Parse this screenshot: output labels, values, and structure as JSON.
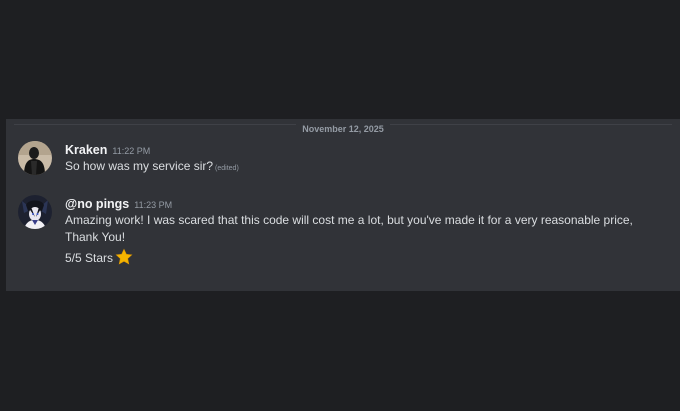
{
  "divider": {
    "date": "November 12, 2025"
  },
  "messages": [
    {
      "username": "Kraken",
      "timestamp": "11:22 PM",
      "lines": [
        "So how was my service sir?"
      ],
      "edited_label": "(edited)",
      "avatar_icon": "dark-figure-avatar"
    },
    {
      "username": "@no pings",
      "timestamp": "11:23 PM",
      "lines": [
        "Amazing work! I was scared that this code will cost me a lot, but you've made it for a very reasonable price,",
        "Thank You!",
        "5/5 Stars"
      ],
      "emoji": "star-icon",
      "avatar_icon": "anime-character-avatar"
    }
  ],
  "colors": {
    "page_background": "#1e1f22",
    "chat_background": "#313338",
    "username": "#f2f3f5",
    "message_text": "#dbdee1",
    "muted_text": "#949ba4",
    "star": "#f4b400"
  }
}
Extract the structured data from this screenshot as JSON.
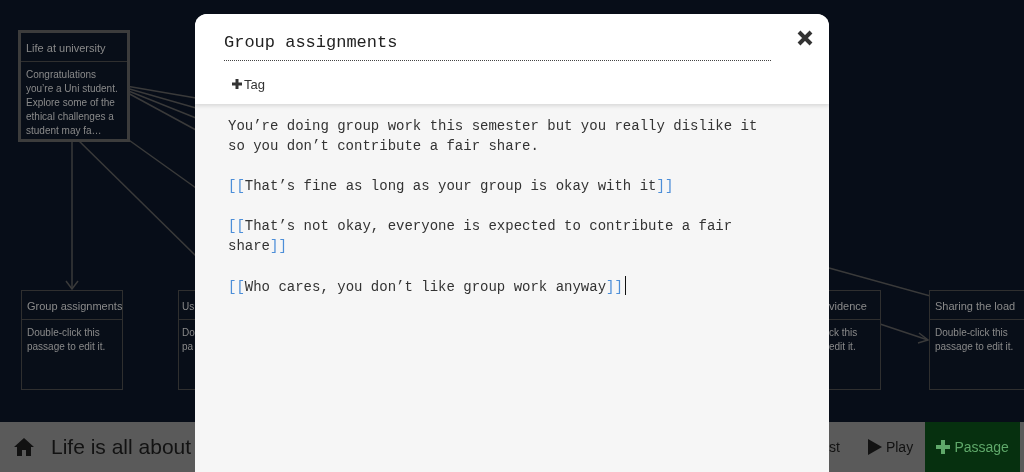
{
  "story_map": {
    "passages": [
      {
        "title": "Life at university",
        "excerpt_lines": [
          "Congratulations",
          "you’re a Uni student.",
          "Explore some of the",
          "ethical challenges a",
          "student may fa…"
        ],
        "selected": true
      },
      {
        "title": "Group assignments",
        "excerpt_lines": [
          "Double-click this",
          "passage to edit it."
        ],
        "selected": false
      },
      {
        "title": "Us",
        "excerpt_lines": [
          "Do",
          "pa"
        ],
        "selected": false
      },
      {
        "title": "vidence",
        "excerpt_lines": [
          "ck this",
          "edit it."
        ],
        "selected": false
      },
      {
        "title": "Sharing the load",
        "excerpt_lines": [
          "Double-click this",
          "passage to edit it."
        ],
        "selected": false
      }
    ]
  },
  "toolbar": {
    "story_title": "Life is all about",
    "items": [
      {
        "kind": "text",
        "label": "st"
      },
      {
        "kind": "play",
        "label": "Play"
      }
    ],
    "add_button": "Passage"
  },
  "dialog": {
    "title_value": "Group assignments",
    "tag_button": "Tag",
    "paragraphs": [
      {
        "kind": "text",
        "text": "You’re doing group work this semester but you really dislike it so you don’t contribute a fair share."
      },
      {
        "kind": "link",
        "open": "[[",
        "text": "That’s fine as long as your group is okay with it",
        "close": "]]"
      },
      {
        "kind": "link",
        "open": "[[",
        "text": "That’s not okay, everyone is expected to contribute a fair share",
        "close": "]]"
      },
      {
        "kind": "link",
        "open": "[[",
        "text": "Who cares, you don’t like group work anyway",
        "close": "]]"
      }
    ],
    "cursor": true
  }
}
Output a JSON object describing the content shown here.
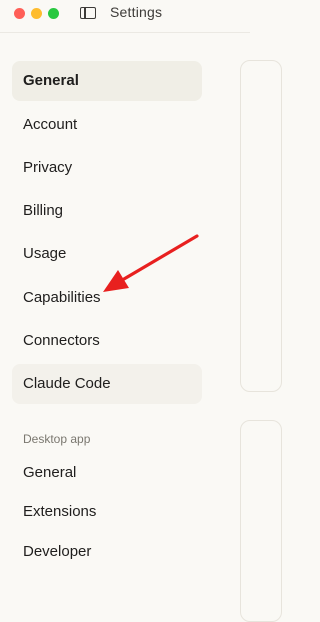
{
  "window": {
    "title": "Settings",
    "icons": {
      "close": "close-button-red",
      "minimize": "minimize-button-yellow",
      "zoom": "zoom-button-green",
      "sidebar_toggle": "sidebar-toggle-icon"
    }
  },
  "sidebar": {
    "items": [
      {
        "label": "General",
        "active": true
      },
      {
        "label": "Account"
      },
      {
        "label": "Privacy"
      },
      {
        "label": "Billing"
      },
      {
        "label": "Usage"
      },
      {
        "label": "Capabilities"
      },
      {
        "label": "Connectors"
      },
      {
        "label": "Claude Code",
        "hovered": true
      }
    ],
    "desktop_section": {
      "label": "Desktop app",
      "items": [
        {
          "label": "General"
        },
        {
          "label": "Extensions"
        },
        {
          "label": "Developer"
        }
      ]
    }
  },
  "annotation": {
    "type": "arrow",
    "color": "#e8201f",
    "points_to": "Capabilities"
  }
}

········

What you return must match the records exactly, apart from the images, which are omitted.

Parse this screenshot: output labels, values, and structure as JSON.
{
  "divider": {
    "date": "November 12, 2025"
  },
  "messages": [
    {
      "username": "Kraken",
      "timestamp": "11:22 PM",
      "lines": [
        "So how was my service sir?"
      ],
      "edited_label": "(edited)",
      "avatar_icon": "dark-figure-avatar"
    },
    {
      "username": "@no pings",
      "timestamp": "11:23 PM",
      "lines": [
        "Amazing work! I was scared that this code will cost me a lot, but you've made it for a very reasonable price,",
        "Thank You!",
        "5/5 Stars"
      ],
      "emoji": "star-icon",
      "avatar_icon": "anime-character-avatar"
    }
  ],
  "colors": {
    "page_background": "#1e1f22",
    "chat_background": "#313338",
    "username": "#f2f3f5",
    "message_text": "#dbdee1",
    "muted_text": "#949ba4",
    "star": "#f4b400"
  }
}
Extract the structured data from this screenshot as JSON.
{
  "story_map": {
    "passages": [
      {
        "title": "Life at university",
        "excerpt_lines": [
          "Congratulations",
          "you’re a Uni student.",
          "Explore some of the",
          "ethical challenges a",
          "student may fa…"
        ],
        "selected": true
      },
      {
        "title": "Group assignments",
        "excerpt_lines": [
          "Double-click this",
          "passage to edit it."
        ],
        "selected": false
      },
      {
        "title": "Us",
        "excerpt_lines": [
          "Do",
          "pa"
        ],
        "selected": false
      },
      {
        "title": "vidence",
        "excerpt_lines": [
          "ck this",
          "edit it."
        ],
        "selected": false
      },
      {
        "title": "Sharing the load",
        "excerpt_lines": [
          "Double-click this",
          "passage to edit it."
        ],
        "selected": false
      }
    ]
  },
  "toolbar": {
    "story_title": "Life is all about",
    "items": [
      {
        "kind": "text",
        "label": "st"
      },
      {
        "kind": "play",
        "label": "Play"
      }
    ],
    "add_button": "Passage"
  },
  "dialog": {
    "title_value": "Group assignments",
    "tag_button": "Tag",
    "paragraphs": [
      {
        "kind": "text",
        "text": "You’re doing group work this semester but you really dislike it so you don’t contribute a fair share."
      },
      {
        "kind": "link",
        "open": "[[",
        "text": "That’s fine as long as your group is okay with it",
        "close": "]]"
      },
      {
        "kind": "link",
        "open": "[[",
        "text": "That’s not okay, everyone is expected to contribute a fair share",
        "close": "]]"
      },
      {
        "kind": "link",
        "open": "[[",
        "text": "Who cares, you don’t like group work anyway",
        "close": "]]"
      }
    ],
    "cursor": true
  }
}
Output a JSON object describing the content shown here.
{
  "window": {
    "title": "Settings",
    "icons": {
      "close": "close-button-red",
      "minimize": "minimize-button-yellow",
      "zoom": "zoom-button-green",
      "sidebar_toggle": "sidebar-toggle-icon"
    }
  },
  "sidebar": {
    "items": [
      {
        "label": "General",
        "active": true
      },
      {
        "label": "Account"
      },
      {
        "label": "Privacy"
      },
      {
        "label": "Billing"
      },
      {
        "label": "Usage"
      },
      {
        "label": "Capabilities"
      },
      {
        "label": "Connectors"
      },
      {
        "label": "Claude Code",
        "hovered": true
      }
    ],
    "desktop_section": {
      "label": "Desktop app",
      "items": [
        {
          "label": "General"
        },
        {
          "label": "Extensions"
        },
        {
          "label": "Developer"
        }
      ]
    }
  },
  "annotation": {
    "type": "arrow",
    "color": "#e8201f",
    "points_to": "Capabilities"
  }
}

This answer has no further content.